Exercise requirements :: Check every line below for the string "confirmed". Copy the ones that have it.

Study material ::
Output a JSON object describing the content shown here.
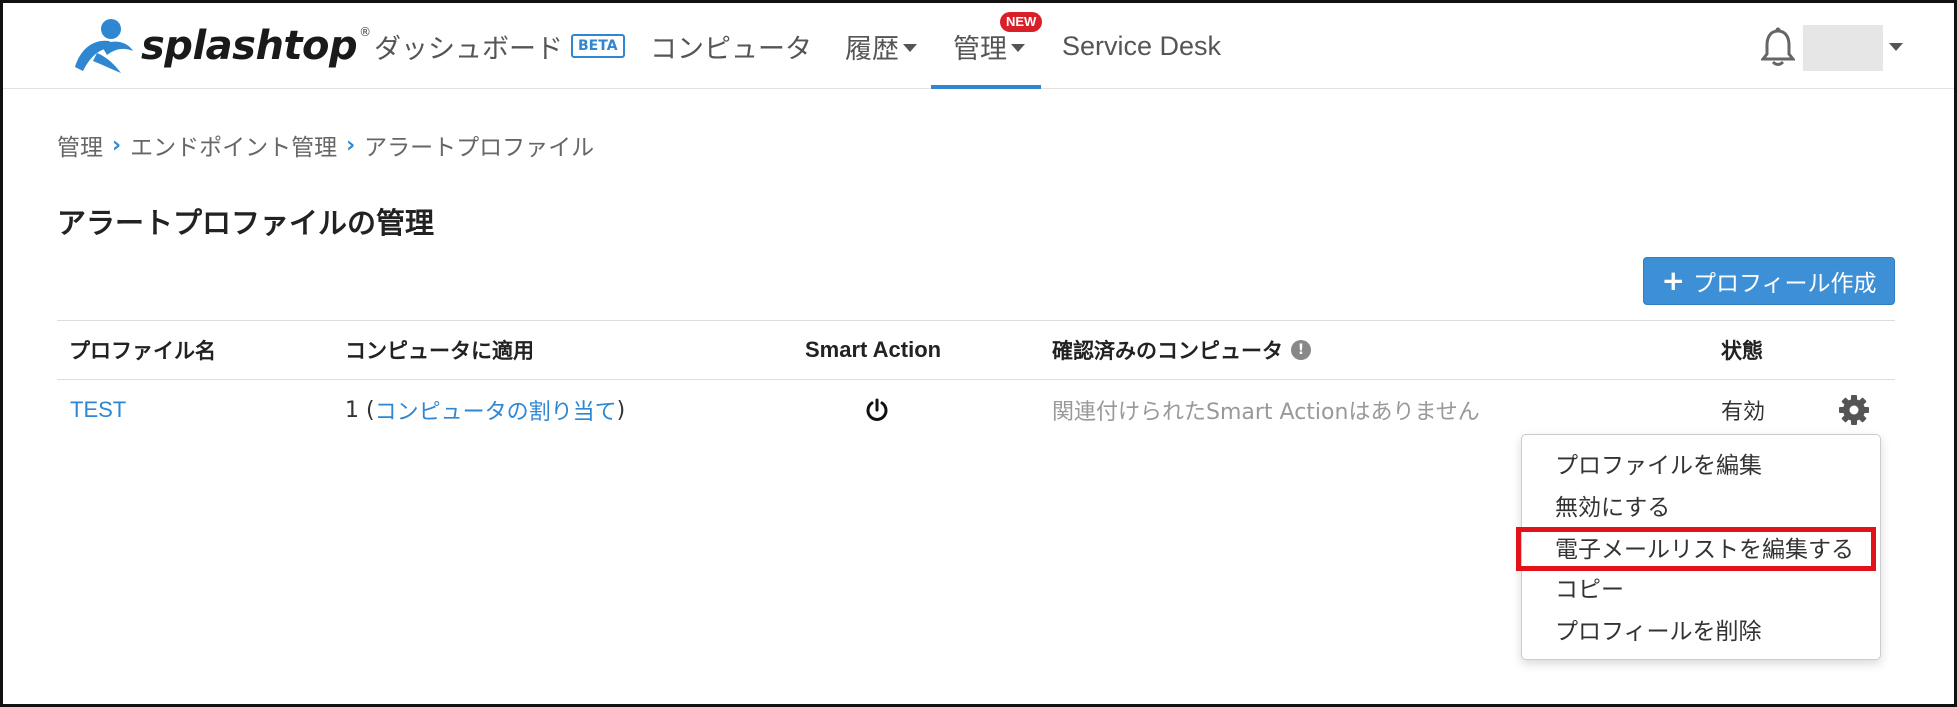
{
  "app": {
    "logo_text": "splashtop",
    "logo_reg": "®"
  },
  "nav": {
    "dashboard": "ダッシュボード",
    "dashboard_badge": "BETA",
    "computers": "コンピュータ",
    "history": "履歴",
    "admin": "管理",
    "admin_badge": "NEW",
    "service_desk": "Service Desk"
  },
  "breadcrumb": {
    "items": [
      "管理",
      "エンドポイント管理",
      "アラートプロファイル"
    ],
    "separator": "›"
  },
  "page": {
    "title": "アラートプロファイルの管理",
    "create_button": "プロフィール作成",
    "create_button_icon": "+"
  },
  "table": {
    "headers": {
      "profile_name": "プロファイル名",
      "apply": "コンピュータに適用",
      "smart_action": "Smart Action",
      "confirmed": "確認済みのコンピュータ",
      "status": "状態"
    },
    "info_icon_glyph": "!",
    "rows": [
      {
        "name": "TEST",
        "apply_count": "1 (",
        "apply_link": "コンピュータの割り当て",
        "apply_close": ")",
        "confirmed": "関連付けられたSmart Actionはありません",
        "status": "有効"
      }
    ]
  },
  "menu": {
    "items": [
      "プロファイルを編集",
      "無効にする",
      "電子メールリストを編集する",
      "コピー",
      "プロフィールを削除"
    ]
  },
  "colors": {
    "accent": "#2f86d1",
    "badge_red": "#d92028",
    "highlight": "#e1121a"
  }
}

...

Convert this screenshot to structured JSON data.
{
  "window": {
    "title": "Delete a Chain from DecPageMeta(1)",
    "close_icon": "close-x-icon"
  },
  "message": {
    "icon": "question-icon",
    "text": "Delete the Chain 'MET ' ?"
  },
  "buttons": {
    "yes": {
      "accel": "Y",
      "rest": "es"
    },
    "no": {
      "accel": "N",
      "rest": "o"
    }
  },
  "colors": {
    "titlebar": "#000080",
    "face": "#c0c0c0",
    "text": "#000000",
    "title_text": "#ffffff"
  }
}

Response ::
      "confirmed": "確認済みのコンピュータ",
        "confirmed": "関連付けられたSmart Actionはありません",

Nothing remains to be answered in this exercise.